The High Court in Wilkins v Official Assignee [2016] NZHC 1742 considered the circumstances in which a court may look behind a judgment debt following a contested hearing.

From 2004, Mr Wilkins applied to become a tenant of Housing New Zealand (HNZ) and was successful in obtaining income related rent subsidies from HNZ.  It came to light that Mr Wilkins had failed to disclose, among other things, that he was the sole shareholder and director of a company that owned Auckland properties.  Mr Wilkins pled guilty to using a document to defraud.

The District Court, in the civil context, awarded the sum of almost $120,000 in HNZ's favour.  Mr Wilkins was adjudicated bankrupt.  HNZ claimed the debt owing from his estate and the claim was accepted by the Official Assignee.  Mr Wilkins applied to the High Court to look behind the judgment debt awarded by the District Court and set aside the Assignee's decision.

The High Court accepted the following approach laid out by the Australian High Court in Corney v Brien (1951) 54 CLR 343 for these circumstances:

  • The court can generally accept a judgment debt as sufficient proof, particularly when the judgment results from a defended hearing
  • The circumstances where the court may inquire into the validity of a judgment debt are not closed – there are no inflexible rules
  • Fraud, collusion and a miscarriage of judgment are examples of when the court may choose to inquire into a judgment debt.

Mr Wilkins did not make out a prima facie case of miscarriage of justice or any other circumstance that could justify the court enquiring into the judgment debt.
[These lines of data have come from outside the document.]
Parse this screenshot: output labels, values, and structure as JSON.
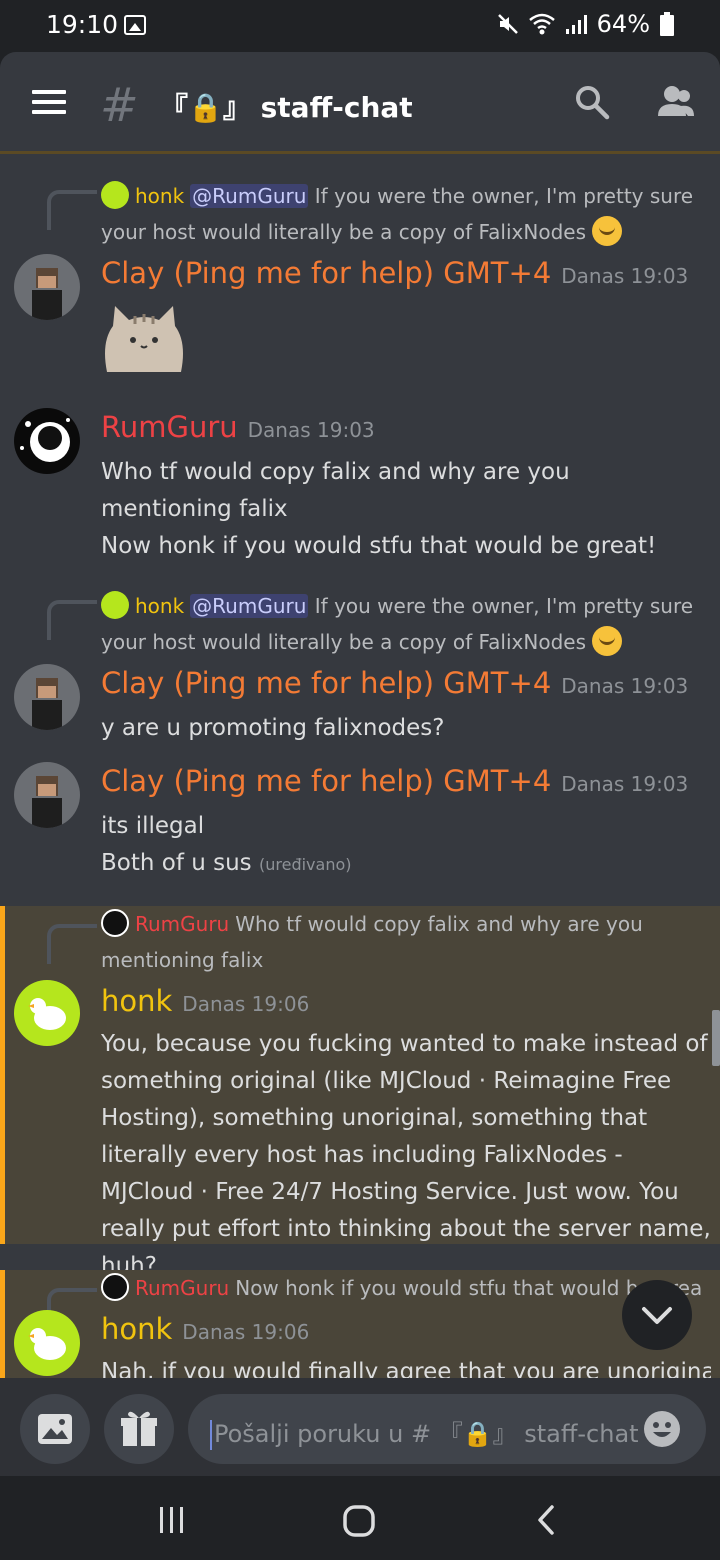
{
  "status_bar": {
    "time": "19:10",
    "battery": "64%",
    "icons": [
      "gallery-icon",
      "mute-icon",
      "wifi-icon",
      "signal-icon",
      "battery-icon"
    ]
  },
  "header": {
    "channel_prefix": "『🔒』",
    "channel_name": "staff-chat",
    "icons": [
      "menu-icon",
      "hash-icon",
      "search-icon",
      "members-icon"
    ]
  },
  "messages": [
    {
      "reply": {
        "author": "honk",
        "mention": "@RumGuru",
        "text": "If you were the owner, I'm pretty sure your host would literally be a copy of FalixNodes"
      },
      "author": "Clay (Ping me for help) GMT+4",
      "timestamp": "Danas 19:03",
      "content": "",
      "sticker": "pusheen-sticker"
    },
    {
      "author": "RumGuru",
      "timestamp": "Danas 19:03",
      "content_lines": [
        "Who tf would copy falix and why are you mentioning falix",
        "Now honk if you would stfu that would be great!"
      ]
    },
    {
      "reply": {
        "author": "honk",
        "mention": "@RumGuru",
        "text": "If you were the owner, I'm pretty sure your host would literally be a copy of FalixNodes"
      },
      "author": "Clay (Ping me for help) GMT+4",
      "timestamp": "Danas 19:03",
      "content": "y are u promoting falixnodes?"
    },
    {
      "author": "Clay (Ping me for help) GMT+4",
      "timestamp": "Danas 19:03",
      "content_lines": [
        "its illegal",
        "Both of u sus"
      ],
      "edited": "(uređivano)"
    },
    {
      "reply": {
        "author": "RumGuru",
        "text": "Who tf would copy falix and why are you mentioning falix"
      },
      "author": "honk",
      "timestamp": "Danas 19:06",
      "content": "You, because you fucking wanted to make instead of something original (like MJCloud · Reimagine Free Hosting), something unoriginal, something that literally every host has including FalixNodes - MJCloud · Free 24/7 Hosting Service. Just wow. You really put effort into thinking about the server name, huh?"
    },
    {
      "reply": {
        "author": "RumGuru",
        "text": "Now honk if you would stfu that would be great!"
      },
      "author": "honk",
      "timestamp": "Danas 19:06",
      "content": "Nah, if you would finally agree that you are unoriginal I"
    }
  ],
  "composer": {
    "placeholder": "Pošalji poruku u # 『🔒』 staff-chat",
    "icons": [
      "image-icon",
      "gift-icon",
      "emoji-icon"
    ]
  },
  "nav": {
    "icons": [
      "recent-apps-icon",
      "home-icon",
      "back-icon"
    ]
  },
  "colors": {
    "accent_mention": "#faa61a",
    "clay": "#f47b35",
    "rumguru": "#ed4245",
    "honk": "#f1c40f"
  }
}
Mr Wilkins' application was dismissed.

See Court decision here.